Sunday, January 28, 2007
"Mommy, why isn't he going up" is a phrase that no Catholic parent wants to hear, or have to explain, when they are walking with their family up to receive the Eucharist. To be honest, I am not even sure how I would truthfully explain that to my child (if God were to ever bestow that blessing upon me).
My crash course on this topic came one Sunday while I was still in RCIA,and could not yet take Communion. I noticed the wonderful Catholic woman I was seeing at the time, had stayed kneeling with me, when the others started down the isle. Taking for granted this was just a kind act of solidarity, I didn't even mention it until later that day. She explained that our little make out session from the night before, had lead to less than pure thoughts, and that she felt the need for confession before receiving the Eucharist again.
My reaction to this little revelation was three fold, with the first part being the shame and guilt that comes with the "full knowledge" that I lead my sister into sin (Matt 18:6, 1 Cor 8:12), as well as being in sin myself.

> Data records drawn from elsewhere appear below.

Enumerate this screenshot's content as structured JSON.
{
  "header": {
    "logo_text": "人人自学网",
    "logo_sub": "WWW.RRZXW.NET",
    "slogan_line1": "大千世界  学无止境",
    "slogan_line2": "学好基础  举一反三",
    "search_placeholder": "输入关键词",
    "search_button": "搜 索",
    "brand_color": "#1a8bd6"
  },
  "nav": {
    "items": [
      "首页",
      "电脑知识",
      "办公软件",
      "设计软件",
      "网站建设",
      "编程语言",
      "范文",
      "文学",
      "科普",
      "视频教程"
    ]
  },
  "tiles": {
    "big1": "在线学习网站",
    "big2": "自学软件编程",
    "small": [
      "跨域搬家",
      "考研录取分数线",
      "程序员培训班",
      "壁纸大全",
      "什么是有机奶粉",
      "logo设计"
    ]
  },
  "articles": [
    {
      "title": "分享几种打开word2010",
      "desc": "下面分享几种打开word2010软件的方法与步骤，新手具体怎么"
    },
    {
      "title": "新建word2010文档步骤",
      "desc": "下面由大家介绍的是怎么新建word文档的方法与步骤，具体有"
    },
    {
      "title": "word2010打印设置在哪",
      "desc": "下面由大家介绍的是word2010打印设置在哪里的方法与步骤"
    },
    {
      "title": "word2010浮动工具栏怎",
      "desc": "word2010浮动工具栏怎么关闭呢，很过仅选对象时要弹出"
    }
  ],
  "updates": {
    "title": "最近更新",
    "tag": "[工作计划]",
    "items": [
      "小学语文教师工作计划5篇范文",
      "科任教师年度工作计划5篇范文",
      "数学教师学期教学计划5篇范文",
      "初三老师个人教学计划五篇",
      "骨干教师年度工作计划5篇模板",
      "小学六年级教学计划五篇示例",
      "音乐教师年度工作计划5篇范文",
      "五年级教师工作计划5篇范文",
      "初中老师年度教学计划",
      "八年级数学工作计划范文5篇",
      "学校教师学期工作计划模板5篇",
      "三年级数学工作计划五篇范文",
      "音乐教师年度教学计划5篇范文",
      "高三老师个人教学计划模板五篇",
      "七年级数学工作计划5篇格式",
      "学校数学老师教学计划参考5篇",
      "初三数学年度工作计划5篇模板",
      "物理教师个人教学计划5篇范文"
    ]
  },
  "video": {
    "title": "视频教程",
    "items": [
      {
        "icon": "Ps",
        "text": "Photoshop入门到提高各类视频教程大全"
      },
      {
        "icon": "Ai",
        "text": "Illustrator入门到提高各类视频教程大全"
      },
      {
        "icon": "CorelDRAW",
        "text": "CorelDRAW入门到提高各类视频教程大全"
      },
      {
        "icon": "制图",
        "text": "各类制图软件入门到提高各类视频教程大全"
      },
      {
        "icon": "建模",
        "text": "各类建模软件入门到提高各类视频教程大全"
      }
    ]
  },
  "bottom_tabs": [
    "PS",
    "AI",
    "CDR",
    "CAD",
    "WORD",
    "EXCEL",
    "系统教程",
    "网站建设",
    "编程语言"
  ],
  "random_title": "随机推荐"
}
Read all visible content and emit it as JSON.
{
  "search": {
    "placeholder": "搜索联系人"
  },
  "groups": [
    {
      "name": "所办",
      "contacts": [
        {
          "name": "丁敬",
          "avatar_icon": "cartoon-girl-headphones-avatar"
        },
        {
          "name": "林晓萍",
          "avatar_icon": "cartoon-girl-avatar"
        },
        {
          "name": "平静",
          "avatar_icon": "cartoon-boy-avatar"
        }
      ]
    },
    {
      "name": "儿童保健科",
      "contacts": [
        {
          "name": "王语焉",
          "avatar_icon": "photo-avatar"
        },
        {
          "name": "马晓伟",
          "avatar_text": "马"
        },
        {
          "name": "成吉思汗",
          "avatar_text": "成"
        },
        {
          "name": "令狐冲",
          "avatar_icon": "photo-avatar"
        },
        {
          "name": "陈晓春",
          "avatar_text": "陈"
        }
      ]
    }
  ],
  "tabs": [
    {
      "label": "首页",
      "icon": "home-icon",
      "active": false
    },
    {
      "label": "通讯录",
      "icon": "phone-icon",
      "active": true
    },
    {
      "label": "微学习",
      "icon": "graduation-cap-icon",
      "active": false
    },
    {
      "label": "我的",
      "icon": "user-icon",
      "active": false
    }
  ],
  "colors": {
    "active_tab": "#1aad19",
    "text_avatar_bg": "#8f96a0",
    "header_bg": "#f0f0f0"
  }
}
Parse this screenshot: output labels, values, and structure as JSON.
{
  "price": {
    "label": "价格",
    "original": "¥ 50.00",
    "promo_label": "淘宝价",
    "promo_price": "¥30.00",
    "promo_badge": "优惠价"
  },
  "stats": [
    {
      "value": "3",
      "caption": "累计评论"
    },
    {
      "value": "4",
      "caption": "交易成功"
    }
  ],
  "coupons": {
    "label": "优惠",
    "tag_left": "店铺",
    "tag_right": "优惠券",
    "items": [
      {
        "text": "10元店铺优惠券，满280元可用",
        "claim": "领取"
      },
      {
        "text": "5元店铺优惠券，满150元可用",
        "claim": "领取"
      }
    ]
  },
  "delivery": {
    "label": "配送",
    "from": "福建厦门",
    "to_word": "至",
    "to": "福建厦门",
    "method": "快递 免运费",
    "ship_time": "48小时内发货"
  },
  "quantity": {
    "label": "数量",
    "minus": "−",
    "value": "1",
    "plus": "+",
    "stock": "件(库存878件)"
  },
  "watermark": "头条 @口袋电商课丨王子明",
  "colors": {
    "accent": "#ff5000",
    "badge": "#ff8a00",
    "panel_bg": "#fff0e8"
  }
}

Secondly, her bold demonstration of love and respect for our Lord, increased the already growing love and respect that I had for her. Oh, how I admired her!
The last part of this trilogy of emotions, was my determination to always be sure I was (and while together, we were) worthy of receiving Christ in the Eucharist. An easy self-promise, as my first Holy Communion was months away.
In our short courtship the above incident was never repeated, and she was even present on the wonderful Spring night, when I was received into the church--and when I first received our Savior's body and blood.
Although this was an amazing night, the next few months of living out my new Catholic faith would come to be more than I was prepared for.
Having to suddenly start examining my conscience on a regular basis, seemed to make the little sins of my life suddenly a bit larger and overwhelming. Confusion also came from my misconception that confession was something to avoid, a shame filled dark secret to keep, literally, behind closed doors. My own lack of self confidence allowed in the whispers of the enemy "you'll never be good enough to be a Catholic".
Keeping this to myself, I would start a weekly ritual of running into my parish on Saturdays, equipped with that week's written list of sins. An act of contrition, absolution, penance, and than I could proudly go up to receive communion the next morning at Mass.
This went on for several months before I realized I was not as sorry that my sins offended God, as much as I was that they could prevent me from going up with the other parishioners. I realized I was more concerned with how I looked to the nameless faces of my church, than I was at how I looked before my Creator. I had been going to confession out of pride, not contrition, and truly not in repentance. Of all my sins, I think this would truly be my biggest--and hardest to fully repent from.
Realizing this sin, I stayed kneeling one Sunday morning (alone, the above relationship sadly did not last), and started praying for God to forgive me this, and lend me the grace to truly repent. After Mass, I cornered my Deacon, and asked if he could find a priest to hear my confession. Truly contrite, truly repenting, I confessed this dark sin of pride and disrespect for our Lord.....and I was forgiven!
That day, increased in me both a real love for confession (a blog is a brewing), and a deeper reverence for the Eucharist. I thank the Holy Spirit for showing me all these things.
A habit of praying for my brothers and sister who stayed in their pews, has also become a wonderful part of Mass for me. Seeing them with both sympathy and respect, and hoping that on the days I stay kneeling, they might say a prayer for the ol' monkster . . . as I hope you all do as well.